* **WORK TASK**
Search the data for the word "your" and copy every line that contains it.

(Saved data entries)
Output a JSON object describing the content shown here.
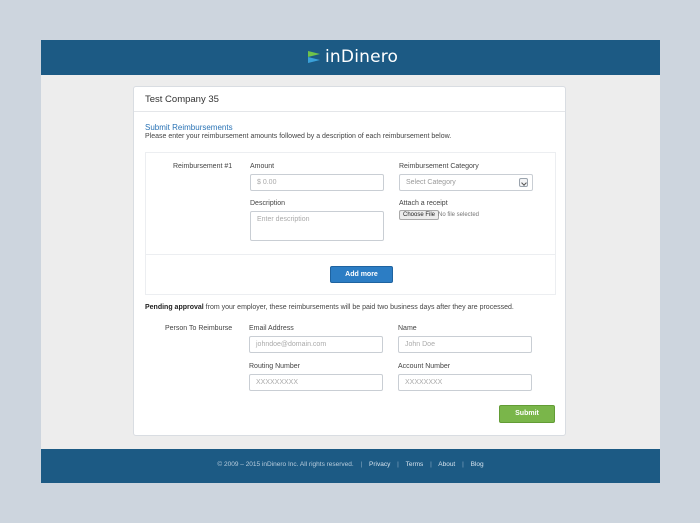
{
  "header": {
    "brand": "inDinero"
  },
  "card": {
    "company": "Test Company 35",
    "section_title": "Submit Reimbursements",
    "section_desc": "Please enter your reimbursement amounts followed by a description of each reimbursement below."
  },
  "reimbursement": {
    "row_label": "Reimbursement #1",
    "amount_label": "Amount",
    "amount_placeholder": "$ 0.00",
    "category_label": "Reimbursement Category",
    "category_selected": "Select Category",
    "description_label": "Description",
    "description_placeholder": "Enter description",
    "receipt_label": "Attach a receipt",
    "choose_file_label": "Choose File",
    "file_status": "No file selected",
    "add_more_label": "Add more"
  },
  "pending": {
    "bold": "Pending approval",
    "rest": " from your employer, these reimbursements will be paid two business days after they are processed."
  },
  "person": {
    "section_label": "Person To Reimburse",
    "email_label": "Email Address",
    "email_placeholder": "johndoe@domain.com",
    "name_label": "Name",
    "name_placeholder": "John Doe",
    "routing_label": "Routing Number",
    "routing_placeholder": "XXXXXXXXX",
    "account_label": "Account Number",
    "account_placeholder": "XXXXXXXX"
  },
  "submit_label": "Submit",
  "footer": {
    "copyright": "© 2009 – 2015 inDinero Inc. All rights reserved.",
    "links": [
      "Privacy",
      "Terms",
      "About",
      "Blog"
    ],
    "separator": "|"
  },
  "colors": {
    "header_bg": "#1c5a84",
    "accent_blue": "#2c7dc4",
    "submit_green": "#7ab64a",
    "link_blue": "#2a73b5",
    "logo_green": "#6fc24a"
  },
  "icons": [
    "indinero-logo-icon",
    "chevron-down-icon"
  ]
}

* **OUTPUT FOR THIS TASK**
    "section_desc": "Please enter your reimbursement amounts followed by a description of each reimbursement below."
    "rest": " from your employer, these reimbursements will be paid two business days after they are processed."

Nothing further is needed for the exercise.